This creates a significant systemic imperative to over-promise and under-deliver, which in turn damages trust, damages politics, and undermines democracy itself. Politicians are obliged to lie, in effect, in order to get into office. Ruairi Quinn, one of the more experienced members of the Labour Party, was asked recently on RTE’s documentary on the history of the Labour Party, about the 2011 pledge not to reintroduce third level education fees, which was reneged upon almost immediately after the election. To paraphrase, he replied that he’d grown tired of watching Fianna Fáil getting elected on false promises election after election, while they sat – principles intact – on the opposition benches.
There are solutions, and examples from around the world. List systems, which proliferate in Europe, could help to address some of the clientelist issues. A regional list system, for example across European Election constituencies, would allow established parties to nominate legislators from the region to participate. In essence, people in such elections would vote for parties, who would be awarded seats based on a pre-published ordered list. So if there were 100 names, and the voting awarded forty votes to the party, then the top forty names would be deemed elected.
While Italy is hardly a bastion of democracy to be emulated, its example of majority bonus awards helps to minimise the prospect of coalition, or at least to ensure a locus of strength in Government where previously it would have been very broadly distributed. In Ireland, should Fine Gael find itself decimated as Fianna Fáil did at the last election, Ireland may find itself in a similar position to Italy, with no one party anywhere near an overall majority, and therefore requiring serious dilution of party policy in order to form a government.

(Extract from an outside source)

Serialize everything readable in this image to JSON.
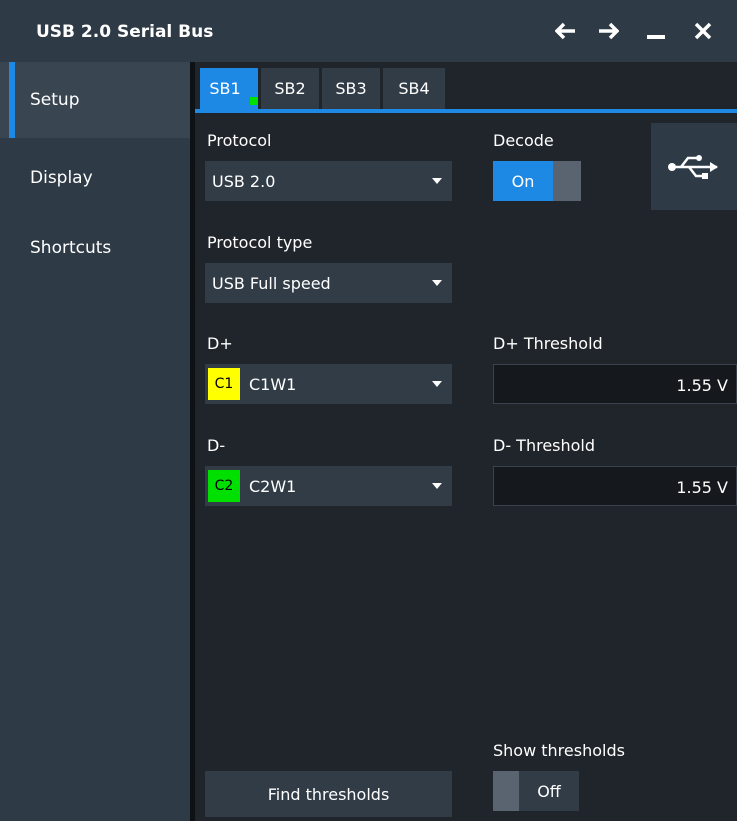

There would remain a necessity to find independent voices. Party (or technical group) performance in local elections could dictate list participation for national elections. Local government should be empowered by the removal of local constituency obligations for national politicians. The Seanad too could be reformed so as to offer voices to non-political civil society structures, like the church, trades unions, and social campaign groups.

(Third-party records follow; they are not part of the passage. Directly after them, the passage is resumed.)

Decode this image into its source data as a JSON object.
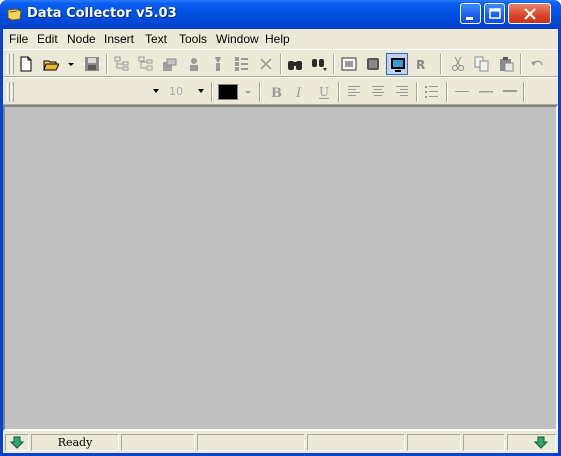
{
  "window": {
    "title": "Data Collector v5.03"
  },
  "menu": [
    "File",
    "Edit",
    "Node",
    "Insert",
    "Text",
    "Tools",
    "Window",
    "Help"
  ],
  "toolbar1": {
    "buttons": [
      "new-icon",
      "open-icon",
      "save-icon",
      "node-tree-icon",
      "node-tree-alt-icon",
      "node-add-icon",
      "node-edit-icon",
      "node-insert-icon",
      "node-list-icon",
      "delete-icon",
      "find-icon",
      "find-next-icon",
      "view-icon",
      "form-icon",
      "monitor-icon",
      "r-icon",
      "cut-icon",
      "copy-icon",
      "paste-icon",
      "undo-icon"
    ],
    "r_label": "R"
  },
  "toolbar2": {
    "font_name": "",
    "font_size": "10",
    "text_color": "#000000",
    "bold_label": "B",
    "italic_label": "I",
    "underline_label": "U"
  },
  "status": {
    "ready": "Ready"
  }
}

These are just a few suggestions. The challenge for the Irish Government, of course, is whether it genuinely about a new politics. The Constitutional Convention may well vote for the list system or a similarly dramatic change, but it may in doing so inadvertently undermine its own legitimacy, should the government choose to either ignore the recommendation, or else simply kick it to touch in some new working group or other quango.